The importance of procedure to stereopsis in random-dot stereograms

Chin Yan Jackie Yuen (2010). The importance of procedure to stereopsis in random-dot stereograms Honours Thesis, School of Psychology, The University of Queensland.

Attached Files (Some files may be inaccessible until you login with your UQ eSpace credentials)
Name Description MIMEType Size Downloads
ChinYanJackieYuenPSYC4071Thesis2010.pdf Copy of Chin Yan Jackie Yuen's BPsySc Honours Thesis application/pdf 118.23KB 32
Author Chin Yan Jackie Yuen
Thesis Title The importance of procedure to stereopsis in random-dot stereograms
School, Centre or Institute School of Psychology
Institution The University of Queensland
Publication date 2010
Thesis type Honours Thesis
Supervisor Grove, Philip
Total pages 9
Abstract/Summary Conventional models of binocular depth perception (stereopsis) hypothesise that depth perception results from the brain matching corresponding retinal points and computing the differences in image positions on the two retinas. However it is now acknowledged that stereopsis is more complex and cannot be explained by binocular matching alone. Importantly, monocular features arise when objects and surfaces at different distances from the observer occlude one another to different extents in the two eyes. These features are seen by only one eye and therefore have no match in the other eye. Gillam and Borsting (1988) reported that depth was perceived faster when the stimulus (random-dot stereogram) contained texture in the monocular occlusion zone than when texture was absent.

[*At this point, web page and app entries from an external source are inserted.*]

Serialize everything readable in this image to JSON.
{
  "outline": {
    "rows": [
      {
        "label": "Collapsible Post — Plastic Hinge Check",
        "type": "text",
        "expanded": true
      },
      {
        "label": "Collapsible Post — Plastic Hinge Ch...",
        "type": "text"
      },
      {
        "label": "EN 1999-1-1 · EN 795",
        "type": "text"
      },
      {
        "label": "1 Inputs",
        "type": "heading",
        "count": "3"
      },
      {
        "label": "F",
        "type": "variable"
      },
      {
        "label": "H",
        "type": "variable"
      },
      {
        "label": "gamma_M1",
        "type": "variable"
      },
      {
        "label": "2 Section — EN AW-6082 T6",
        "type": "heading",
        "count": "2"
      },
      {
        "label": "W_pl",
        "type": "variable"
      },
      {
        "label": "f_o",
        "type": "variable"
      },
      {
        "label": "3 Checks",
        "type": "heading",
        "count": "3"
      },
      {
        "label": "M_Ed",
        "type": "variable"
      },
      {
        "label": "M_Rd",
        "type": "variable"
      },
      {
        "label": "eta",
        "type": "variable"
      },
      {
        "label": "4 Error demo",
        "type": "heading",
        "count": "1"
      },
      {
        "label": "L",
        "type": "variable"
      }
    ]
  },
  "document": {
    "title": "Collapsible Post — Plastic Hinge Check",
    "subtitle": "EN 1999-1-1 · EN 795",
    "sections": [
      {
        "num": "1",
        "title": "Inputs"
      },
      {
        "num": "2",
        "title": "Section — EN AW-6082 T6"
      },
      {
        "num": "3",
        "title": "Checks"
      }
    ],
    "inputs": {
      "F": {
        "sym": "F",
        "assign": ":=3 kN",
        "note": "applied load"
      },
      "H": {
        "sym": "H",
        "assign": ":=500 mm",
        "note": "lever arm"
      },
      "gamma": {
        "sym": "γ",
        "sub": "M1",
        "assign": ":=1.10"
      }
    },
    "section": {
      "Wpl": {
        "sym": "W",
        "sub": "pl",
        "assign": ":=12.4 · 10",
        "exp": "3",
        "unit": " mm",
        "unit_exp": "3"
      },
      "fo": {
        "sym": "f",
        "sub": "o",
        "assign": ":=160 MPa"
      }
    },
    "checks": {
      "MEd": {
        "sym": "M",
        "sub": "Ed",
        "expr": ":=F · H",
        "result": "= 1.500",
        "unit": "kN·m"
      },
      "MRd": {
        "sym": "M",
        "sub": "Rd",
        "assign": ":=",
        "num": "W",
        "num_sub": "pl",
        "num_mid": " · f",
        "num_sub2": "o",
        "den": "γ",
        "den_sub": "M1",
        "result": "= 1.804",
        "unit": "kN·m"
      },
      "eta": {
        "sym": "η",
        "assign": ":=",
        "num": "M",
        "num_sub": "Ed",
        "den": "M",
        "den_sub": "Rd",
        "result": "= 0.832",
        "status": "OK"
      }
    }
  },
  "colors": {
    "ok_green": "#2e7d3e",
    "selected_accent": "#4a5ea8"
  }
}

Such facilitation of depth perception by monocular features has been demonstrated in various other contexts such as phantom stereopsis and monocular gap stereopsis. Nevertheless Grove and Ono (1999) failed to replicate Gillam and Borsting and have produced contradicting results, showing that same-textured monocular occlusion zones facilitated no more depth than ‘texture-less’ monocular occlusion zones. This thesis aimed to investigate the stimulus and procedural differences between the studies, such as texture (dot density), disparities, and eye movements (vergence) that might be responsible for this discrepancy. Despite three separate attempts there remains no evidence implicating differences in dot densities or disparities as the cause for the differing results between Gillam and Borsting and Grove and Ono. Moreover across all three experiments no significant differences were observed between monocular zone filled and absent conditions in influencing the speed of correct identification of depth in random-dot stereograms. Significant main effects of texture density and disparity were found. The author of this thesis suggests perhaps the size of monocular gap, the method of testing as well as fusional limit might explain these findings.

Citation counts: Google Scholar Search Google Scholar
Created: Tue, 05 Apr 2011, 12:15:55 EST by Lucy O'Brien on behalf of School of Psychology